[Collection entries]
☆ ☆ ☆ ☆
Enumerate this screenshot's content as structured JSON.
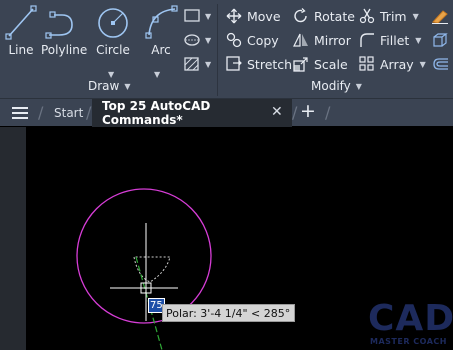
{
  "ribbon": {
    "draw": {
      "tools": [
        {
          "label": "Line",
          "icon": "line-icon"
        },
        {
          "label": "Polyline",
          "icon": "polyline-icon"
        },
        {
          "label": "Circle",
          "icon": "circle-icon"
        },
        {
          "label": "Arc",
          "icon": "arc-icon"
        }
      ],
      "small_tools": [
        "rectangle-icon",
        "hatch-icon",
        "ellipse-icon"
      ],
      "title": "Draw"
    },
    "modify": {
      "items": [
        {
          "label": "Move",
          "icon": "move-icon"
        },
        {
          "label": "Rotate",
          "icon": "rotate-icon"
        },
        {
          "label": "Trim",
          "icon": "trim-icon"
        },
        {
          "label": "Copy",
          "icon": "copy-icon"
        },
        {
          "label": "Mirror",
          "icon": "mirror-icon"
        },
        {
          "label": "Fillet",
          "icon": "fillet-icon"
        },
        {
          "label": "Stretch",
          "icon": "stretch-icon"
        },
        {
          "label": "Scale",
          "icon": "scale-icon"
        },
        {
          "label": "Array",
          "icon": "array-icon"
        }
      ],
      "title": "Modify"
    }
  },
  "tabs": {
    "start": "Start",
    "active": "Top 25 AutoCAD Commands*"
  },
  "canvas": {
    "dynamic_input": "75",
    "polar_tooltip": "Polar: 3'-4 1/4\" < 285°"
  },
  "logo": {
    "main": "CAD",
    "sub": "MASTER COACH"
  },
  "colors": {
    "ribbon": "#3b4453",
    "circle": "#d63dd6",
    "crosshair": "#ffffff",
    "polar_tracking": "#2fa836"
  }
}
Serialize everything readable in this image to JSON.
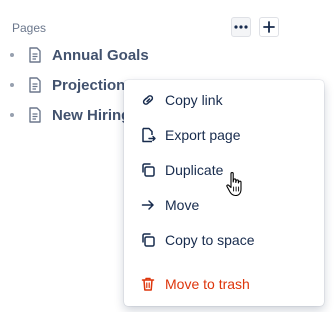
{
  "sidebar": {
    "section_label": "Pages",
    "more_button": "•••",
    "add_button": "+",
    "pages": [
      {
        "title": "Annual Goals"
      },
      {
        "title": "Projections"
      },
      {
        "title": "New Hiring"
      }
    ]
  },
  "context_menu": {
    "items": [
      {
        "label": "Copy link",
        "icon": "link-icon"
      },
      {
        "label": "Export page",
        "icon": "export-page-icon"
      },
      {
        "label": "Duplicate",
        "icon": "duplicate-icon"
      },
      {
        "label": "Move",
        "icon": "arrow-right-icon"
      },
      {
        "label": "Copy to space",
        "icon": "copy-to-space-icon"
      },
      {
        "label": "Move to trash",
        "icon": "trash-icon"
      }
    ]
  },
  "colors": {
    "danger": "#de350b",
    "text": "#172b4d",
    "muted": "#6b778c"
  }
}
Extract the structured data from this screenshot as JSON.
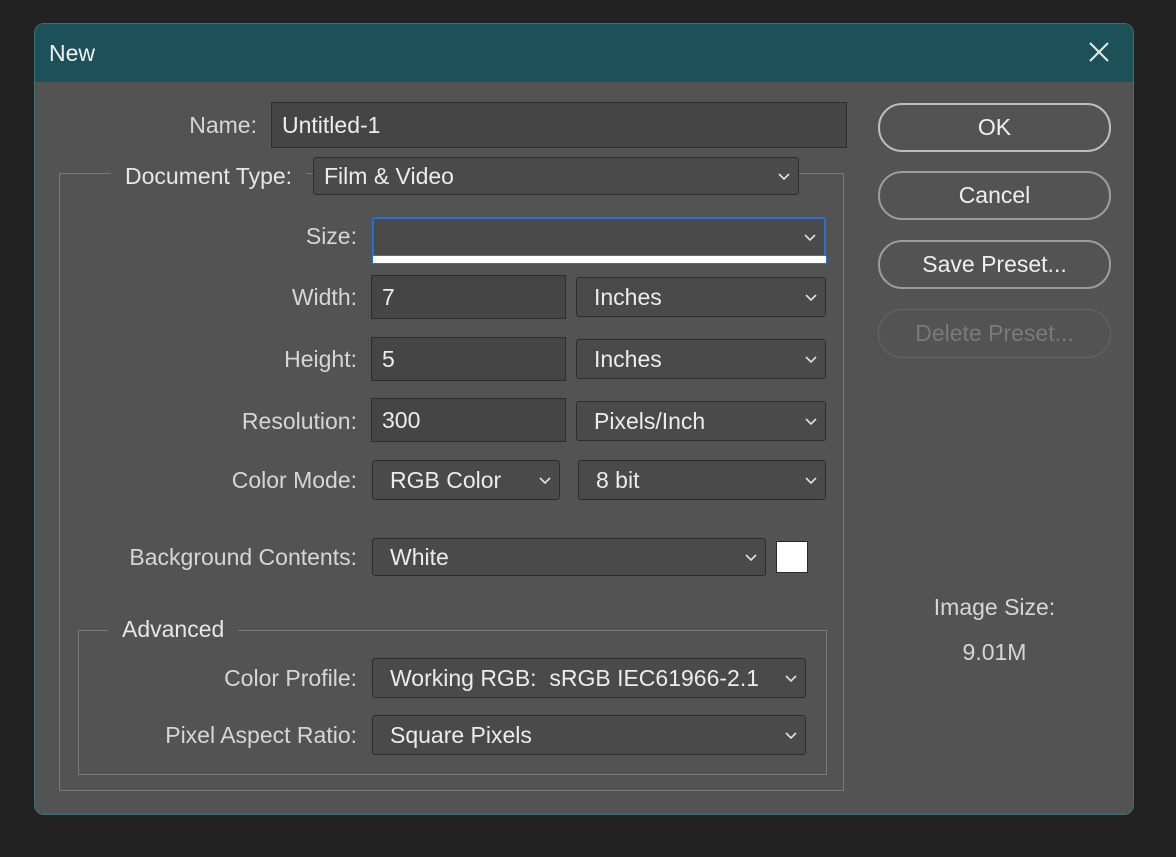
{
  "window": {
    "title": "New"
  },
  "form": {
    "name_label": "Name:",
    "name_value": "Untitled-1",
    "doc_type_label": "Document Type:",
    "doc_type_value": "Film & Video",
    "size_label": "Size:",
    "size_value": "",
    "width_label": "Width:",
    "width_value": "7",
    "width_unit": "Inches",
    "height_label": "Height:",
    "height_value": "5",
    "height_unit": "Inches",
    "resolution_label": "Resolution:",
    "resolution_value": "300",
    "resolution_unit": "Pixels/Inch",
    "color_mode_label": "Color Mode:",
    "color_mode_value": "RGB Color",
    "bit_depth_value": "8 bit",
    "background_label": "Background Contents:",
    "background_value": "White",
    "background_swatch_color": "#ffffff"
  },
  "advanced": {
    "title": "Advanced",
    "color_profile_label": "Color Profile:",
    "color_profile_value": "Working RGB:  sRGB IEC61966-2.1",
    "pixel_aspect_label": "Pixel Aspect Ratio:",
    "pixel_aspect_value": "Square Pixels"
  },
  "buttons": {
    "ok": "OK",
    "cancel": "Cancel",
    "save_preset": "Save Preset...",
    "delete_preset": "Delete Preset..."
  },
  "info": {
    "image_size_label": "Image Size:",
    "image_size_value": "9.01M"
  },
  "colors": {
    "titlebar": "#1c5159",
    "dialog_bg": "#535353",
    "focus_ring": "#2a6fd1"
  }
}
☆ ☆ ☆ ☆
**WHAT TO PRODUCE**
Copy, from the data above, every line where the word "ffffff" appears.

**OUTPUT OF THE TASK**
    "crosshair": "#ffffff",
    "background_swatch_color": "#ffffff"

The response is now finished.